The All 32 will feature football experts joining Times NFL writer Sam Farmer and Times columnist Bill Plaschke to predict and discuss all 32 first-round selections of the 2020 NFL draft. NFL team reporters and special guests such as Carson Palmer take a crack at predicting how the first round will unfold while providing insight into their decisions.
Be sure to tune in when the All 32 experience begins on latimes.com/sports at 9 a.m. PDT Friday.
For more about the 2020 NFL draft, be sure to check out The Times’ draft prospect series.
Rams offensive lineman Brian Allen tested positive for COVID-19 but is recovering with slight symptoms, a Rams spokesperson said Wednesday night.
Allen, a third-year pro, is recovering from knee surgery that ended his 2019 season early.
Allen, a fourth-round pick in the 2018 draft, started nine games at center last season. He had been going through rehabilitation treatment at the Rams facility, but the team closed the facility a few weeks ago after learning of Allen’s test result, the Rams spokesman said.

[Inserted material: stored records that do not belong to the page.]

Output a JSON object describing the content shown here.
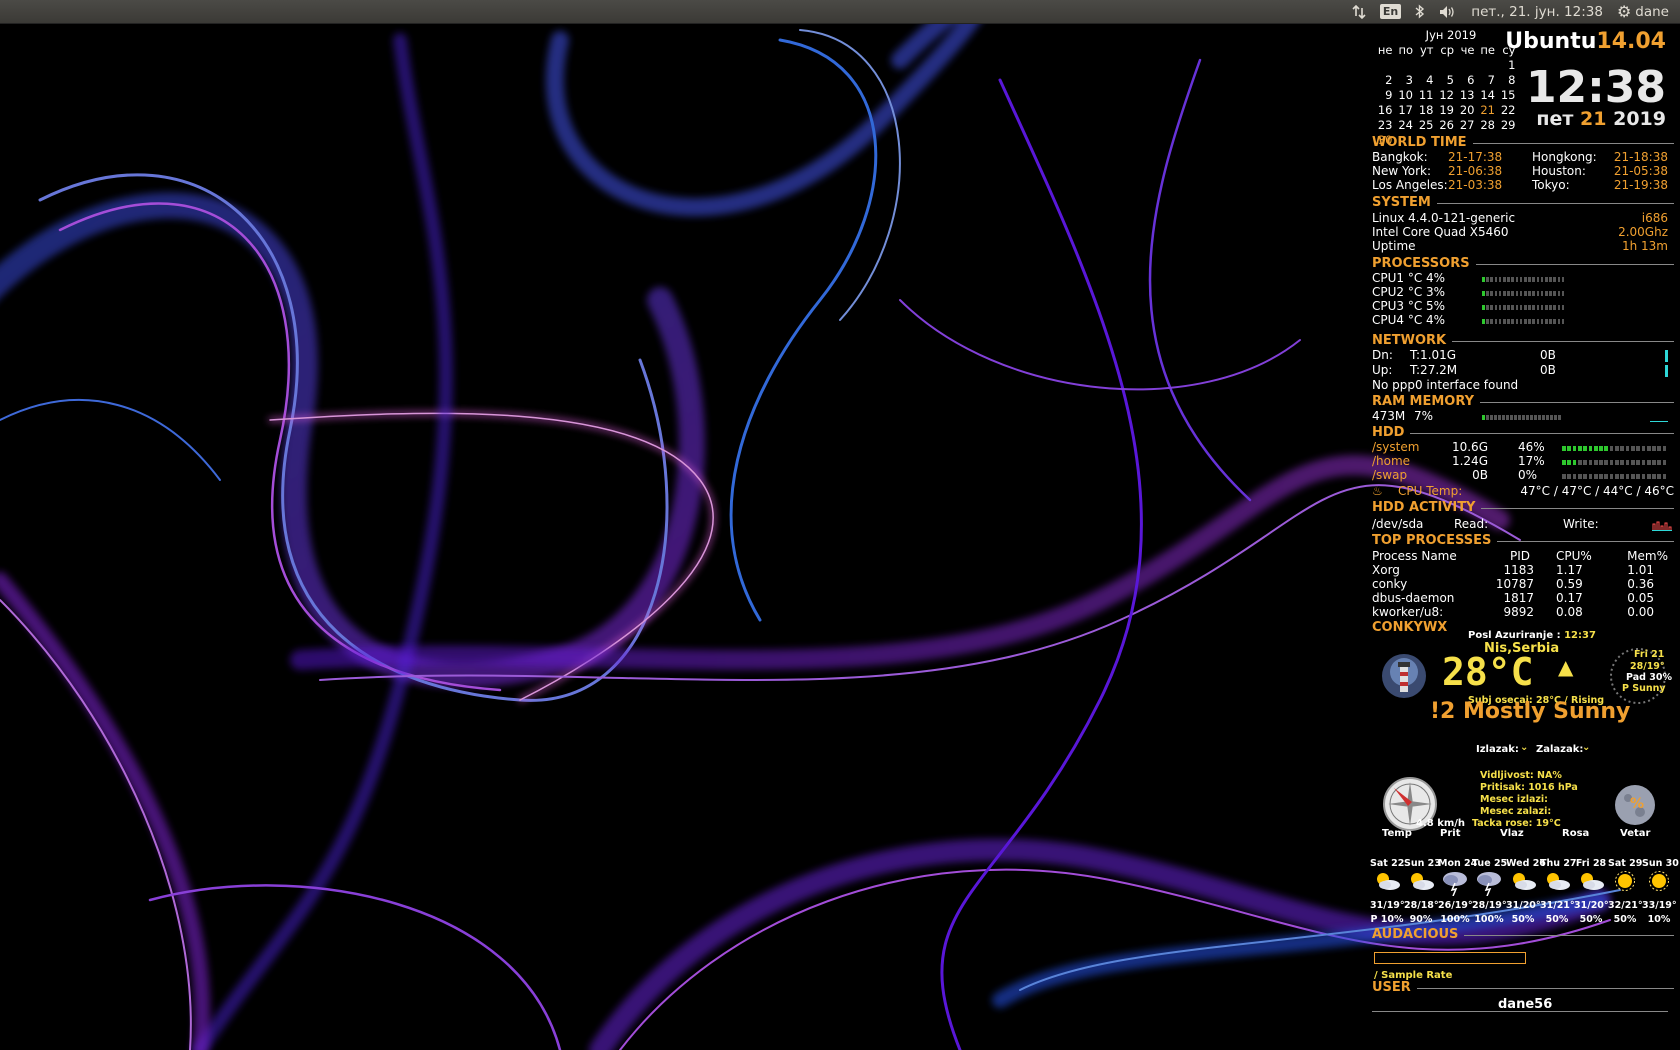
{
  "topbar": {
    "language": "En",
    "datetime": "пет., 21. јун. 12:38",
    "user": "dane",
    "icons": [
      "network-icon",
      "keyboard-lang",
      "bluetooth-icon",
      "volume-icon",
      "gear-icon"
    ]
  },
  "calendar": {
    "month": "Јун  2019",
    "weekdays": [
      "не",
      "по",
      "ут",
      "ср",
      "че",
      "пе",
      "су"
    ],
    "weeks": [
      [
        "",
        "",
        "",
        "",
        "",
        "",
        "1"
      ],
      [
        "2",
        "3",
        "4",
        "5",
        "6",
        "7",
        "8"
      ],
      [
        "9",
        "10",
        "11",
        "12",
        "13",
        "14",
        "15"
      ],
      [
        "16",
        "17",
        "18",
        "19",
        "20",
        "21",
        "22"
      ],
      [
        "23",
        "24",
        "25",
        "26",
        "27",
        "28",
        "29"
      ]
    ],
    "trailing": "30",
    "today": "21"
  },
  "header": {
    "distro_name": "Ubuntu",
    "distro_version": "14.04",
    "time": "12:38",
    "date_day": "пет",
    "date_num": "21",
    "date_year": "2019"
  },
  "world_time": {
    "title": "WORLD TIME",
    "rows": [
      {
        "c1": "Bangkok:",
        "t1": "21-17:38",
        "c2": "Hongkong:",
        "t2": "21-18:38"
      },
      {
        "c1": "New York:",
        "t1": "21-06:38",
        "c2": "Houston:",
        "t2": "21-05:38"
      },
      {
        "c1": "Los Angeles:",
        "t1": "21-03:38",
        "c2": "Tokyo:",
        "t2": "21-19:38"
      }
    ]
  },
  "system": {
    "title": "SYSTEM",
    "kernel": "Linux 4.4.0-121-generic",
    "arch": "i686",
    "cpu": "Intel Core Quad X5460",
    "freq": "2.00Ghz",
    "uptime_label": "Uptime",
    "uptime": "1h 13m"
  },
  "processors": {
    "title": "PROCESSORS",
    "cpus": [
      {
        "label": "CPU1 °C 4%",
        "load": 0.04
      },
      {
        "label": "CPU2 °C 3%",
        "load": 0.03
      },
      {
        "label": "CPU3 °C 5%",
        "load": 0.05
      },
      {
        "label": "CPU4 °C 4%",
        "load": 0.04
      }
    ]
  },
  "network": {
    "title": "NETWORK",
    "dn_label": "Dn:",
    "dn_total": "T:1.01G",
    "dn_rate": "0B",
    "up_label": "Up:",
    "up_total": "T:27.2M",
    "up_rate": "0B",
    "ppp": "No ppp0 interface found"
  },
  "ram": {
    "title": "RAM MEMORY",
    "used": "473M",
    "percent": "7%",
    "load": 0.07
  },
  "hdd": {
    "title": "HDD",
    "mounts": [
      {
        "name": "/system",
        "size": "10.6G",
        "pct": "46%",
        "load": 0.46
      },
      {
        "name": "/home",
        "size": "1.24G",
        "pct": "17%",
        "load": 0.17
      },
      {
        "name": "/swap",
        "size": "0B",
        "pct": "0%",
        "load": 0
      }
    ],
    "cpu_temp_label": "CPU Temp:",
    "cpu_temp": "47°C / 47°C / 44°C / 46°C"
  },
  "hdd_activity": {
    "title": "HDD ACTIVITY",
    "device": "/dev/sda",
    "read": "Read:",
    "write": "Write:"
  },
  "top_processes": {
    "title": "TOP PROCESSES",
    "headers": [
      "Process Name",
      "PID",
      "CPU%",
      "Mem%"
    ],
    "rows": [
      [
        "Xorg",
        "1183",
        "1.17",
        "1.01"
      ],
      [
        "conky",
        "10787",
        "0.59",
        "0.36"
      ],
      [
        "dbus-daemon",
        "1817",
        "0.17",
        "0.05"
      ],
      [
        "kworker/u8:",
        "9892",
        "0.08",
        "0.00"
      ]
    ]
  },
  "weather": {
    "title": "CONKYWX",
    "updated_label": "Posl Azuriranje :",
    "updated": "12:37",
    "location": "Nis,Serbia",
    "temp": "28°C",
    "feels": "Subj osecaj: 28°C / Rising",
    "today_day": "Fri 21",
    "today_temp": "28/19°",
    "today_pad": "Pad 30%",
    "today_cond": "P Sunny",
    "condition": "!2 Mostly Sunny",
    "sunrise": "Izlazak:",
    "sunset": "Zalazak:",
    "visibility": "Vidljivost: NA%",
    "pressure": "Pritisak: 1016 hPa",
    "moonrise": "Mesec izlazi:",
    "moonset": "Mesec zalazi:",
    "dewpoint": "Tacka rose: 19°C",
    "wind": "4.8 km/h",
    "moon_glyph": "%",
    "labels": [
      "Temp",
      "Prit",
      "Vlaz",
      "Rosa",
      "Vetar"
    ],
    "forecast": [
      {
        "day": "Sat 22",
        "temp": "31/19°",
        "pad": "P 10%",
        "icon": "partly-sunny"
      },
      {
        "day": "Sun 23",
        "temp": "28/18°",
        "pad": "90%",
        "icon": "partly-sunny"
      },
      {
        "day": "Mon 24",
        "temp": "26/19°",
        "pad": "100%",
        "icon": "storm"
      },
      {
        "day": "Tue 25",
        "temp": "28/19°",
        "pad": "100%",
        "icon": "storm"
      },
      {
        "day": "Wed 26",
        "temp": "31/20°",
        "pad": "50%",
        "icon": "partly-sunny"
      },
      {
        "day": "Thu 27",
        "temp": "31/21°",
        "pad": "50%",
        "icon": "partly-sunny"
      },
      {
        "day": "Fri 28",
        "temp": "31/20°",
        "pad": "50%",
        "icon": "partly-sunny"
      },
      {
        "day": "Sat 29",
        "temp": "32/21°",
        "pad": "50%",
        "icon": "sunny"
      },
      {
        "day": "Sun 30",
        "temp": "33/19°",
        "pad": "10%",
        "icon": "sunny"
      }
    ]
  },
  "audacious": {
    "title": "AUDACIOUS",
    "sample": "/  Sample Rate"
  },
  "user": {
    "title": "USER",
    "name": "dane56"
  },
  "colors": {
    "accent": "#f0a030",
    "weather_yellow": "#f6e04a",
    "bar_green": "#2ec82e",
    "net_cyan": "#2ed8d8"
  }
}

Allen had experienced loss of taste and smell, the spokesman said. The facility has since reopened for select rehabilitation work but Allen has not returned, the spokesman said.
Spokesman Josh Rupprecht reported that all involved were doing well and recovering.
The Chargers closed their Costa Mesa offices to nonessential personnel on March 12 because of the coronavirus outbreak and shut down their headquarters completely March 17.
The organization notified those who had been exposed to the employee, and all were self-isolating. The two other employees who have shown symptoms have not tested positive.
BORN ON THIS DAY
1928: Former Ram Dick “Night Train” Lane (d. 2002)
1942: Baseball player Jim Lonborg
1947: Former Bruin and Lakers player Kareem Abdul-Jabbar
1952: Football coach Bill Belichick
1955: Baseball player/manager Bruce Bochy
1963: Former King Garry Galley
1970: Football player Steve Emtman
1970: Basketball player Walt Williams
1972: Tennis player Conchita Martínez
1982: Basketball player Boris Diaw
1982: Football player Jonathan Vilma
1982: MMA fighter Gina Carano
1982: Softball player Cat Osterman
1985: Basketball player Luol Deng
1993: Figure skater Mirai Nagasu
DIED ON THIS DAY
2007: Hockey player Gaetan Duchesne, 44
2013: Sportscaster Pat Summerall, 82
The top 10 plays of Kareem Abdul-Jabbar‘s career. Watch it here.